IMME Records IMME-1001
Second only to Pizzicato Five, Flags was my favorite Shibuya-kei band back in the rosy days of ’96-’97. Produced by Tetsutaro Sakurai, they were his side project to Cosa Nostra, and featured five girls of different looks and personalities that he used to sing his Todd Rundgren- and Laura Nyro- inspired pop. There was Harry, the spooky, arty one; Aki, the girly one; Maria, the one who sounded like Kahimi Karie; Emiko, the earthy, fun one; and Rio, the slightly older, glamorous one. Or that’s how they seemed to me.
After buying all four of their releases and all six of their singles, I had given up on even finding their rare CD-ROM mini-album combo from 1996, let alone being able to afford it (Japanese collector prices being astronomical). Imagine how I almost choked on my Raisin Bran when I saw this at Tokyo Recohan for something like $7. It was a no-brainer.
I was slightly disappointed to find out that the six songs here are not new, despite the titles I’ve never heard of. They are actually all remixed versions of the songs found on their second album MOR from a month before, with English lyrics instead of Japanese. Some sound like demos–all the sounds I know are in place, but they don’t fit together as well. “Wonderland,” the English version of their best song “Nowhereland” (a song I so loved that I ripped off the title for my movie), is awkward and blocky, one take short of being brilliant (it’s interesting to compare and contrast, of course). It’s like those albums you discover only in your dreams–it sounds like them, but something’s quite off.
The QuickTime movies that accompany the songs are the usual bland Japanese promo variety, with usually one or two set-ups and no imagination of what to do for the entire 5 minutes. Only “Wonderland” gets any sort of treatment, with the band vogue-ing and being subjected to several digital effects. The dancing doesn’t suit the music, though. Mostly the videos prove what I always thought, based on the very few publicity photos I have seen of them: Emiko (left) is the cutie (she also has the best voice). After their 1997 album Cream they vanished into the ether.
When I was a kid, one of my most valuable possessions was a Sears mono cassette recorder, on which friends and myself made hours and hours of ridiculous skits and other shenanigans. I thought the thrill of hearing your own voice would have been lost to the camcorder generation, but apparently PC owners with MusicMatch Jukebox software have something called “Mic in Track,” the ability to hook a mike up and record straight to mp3. Possibly these people don’t know that their efforts are also downloadable from Kazaa if they save everything in their shared folder.
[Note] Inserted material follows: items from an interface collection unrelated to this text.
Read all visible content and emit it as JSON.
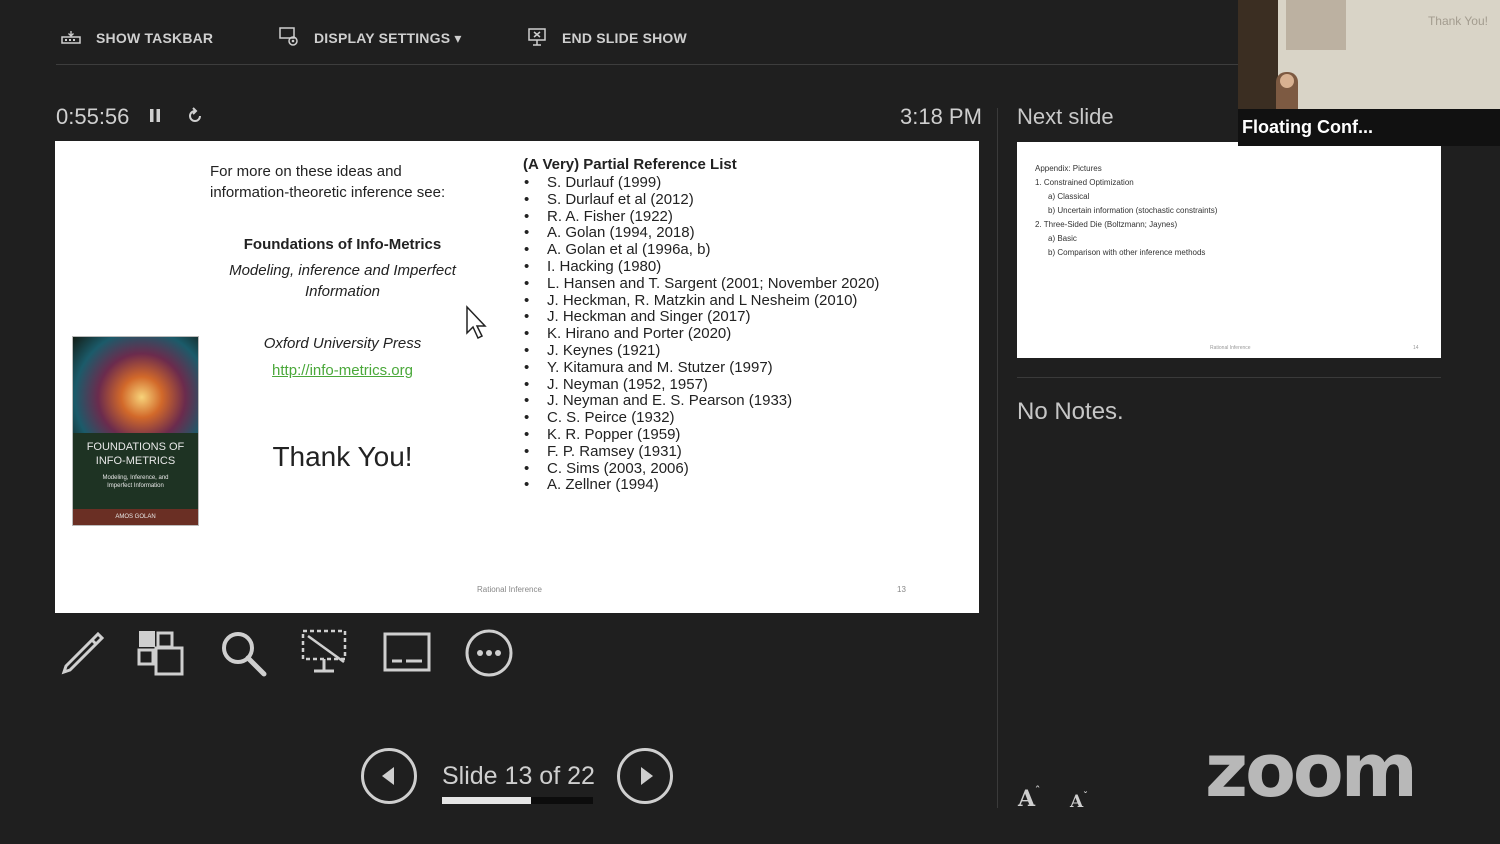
{
  "toolbar": {
    "show_taskbar": "SHOW TASKBAR",
    "display_settings": "DISPLAY SETTINGS ▾",
    "end_slide_show": "END SLIDE SHOW"
  },
  "timer": {
    "elapsed": "0:55:56",
    "clock": "3:18 PM"
  },
  "next_slide_label": "Next slide",
  "slide": {
    "intro_line1": "For more on these ideas and",
    "intro_line2": "information-theoretic inference see:",
    "book_title": "Foundations of Info-Metrics",
    "book_subtitle_line1": "Modeling, inference and Imperfect",
    "book_subtitle_line2": "Information",
    "publisher": "Oxford University Press",
    "link": "http://info-metrics.org",
    "thank_you": "Thank You!",
    "cover": {
      "title_line1": "FOUNDATIONS OF",
      "title_line2": "INFO-METRICS",
      "sub_line1": "Modeling, Inference, and",
      "sub_line2": "Imperfect Information",
      "author": "AMOS GOLAN"
    },
    "ref_heading": "(A Very) Partial Reference List",
    "references": [
      "S. Durlauf (1999)",
      "S. Durlauf et al (2012)",
      "R. A. Fisher (1922)",
      "A. Golan (1994, 2018)",
      "A. Golan et al (1996a, b)",
      "I. Hacking (1980)",
      "L. Hansen and T. Sargent (2001; November 2020)",
      "J. Heckman, R. Matzkin and L Nesheim (2010)",
      "J. Heckman and Singer (2017)",
      "K. Hirano and Porter (2020)",
      "J. Keynes (1921)",
      "Y. Kitamura and M. Stutzer (1997)",
      "J. Neyman (1952, 1957)",
      "J. Neyman and E. S. Pearson (1933)",
      "C. S. Peirce (1932)",
      "K. R. Popper (1959)",
      "F. P. Ramsey (1931)",
      "C. Sims (2003, 2006)",
      "A. Zellner (1994)"
    ],
    "footer_title": "Rational Inference",
    "footer_page": "13"
  },
  "next_slide": {
    "lines": [
      "Appendix: Pictures",
      "1.   Constrained Optimization",
      "a)   Classical",
      "b)   Uncertain information (stochastic constraints)",
      "2. Three-Sided Die (Boltzmann; Jaynes)",
      "a)   Basic",
      "b)   Comparison with other inference methods"
    ],
    "footer_title": "Rational Inference",
    "footer_page": "14"
  },
  "notes": "No Notes.",
  "navigation": {
    "counter": "Slide 13 of 22",
    "current": 13,
    "total": 22,
    "progress": 0.59
  },
  "video": {
    "label": "Floating Conf...",
    "background_text": "Thank You!"
  },
  "brand": "zoom",
  "font_buttons": {
    "increase": "A",
    "decrease": "A"
  },
  "colors": {
    "background": "#1f1f1f",
    "link": "#4aa83a",
    "text": "#cfcfcf"
  }
}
Ah-ha….
Check out the audio verite at Stark Effect – mic in track.
Discovered at Boing Boing
Call it synchronicity or two great minds thinking alike, but I was checking out this site by Edward Tufte on the same day that Scott Rosenberg blogged it in Salon. Hmm, maybe it was because my friend Jon Crow had been there before me and then told me about it all. Ahhhh. I see.
Anyway, Edward Tufte is the “Da Vinci of data,” as his press blurb says, a statistician who also thinks long and hard about the graphical representation of data. There’s a lot of depth to the site, place to go explore, and I’m a sucker for graphs.
Perusing the site led me to a link to The Music Animation Machine, created by Stephen Malinowsky. There’s a few videos you can download, a cross between Oskar Fischinger and the Atari 2600. The graphical representation of pitch and time creates patterns that scroll horizontally and can add to a greater understanding of music composition. They’re also great to watch. Highly recommended!
It’s a way of documenting the world in sound, goes the intriguing Invisible Cities project over at F
The Library of Congress has initiated a long-overdue program to archive classic recordings. Here’s the list of the First Fifty. I’d sure like to hear those Cowell-produced discs of early electronic/avant-garde music.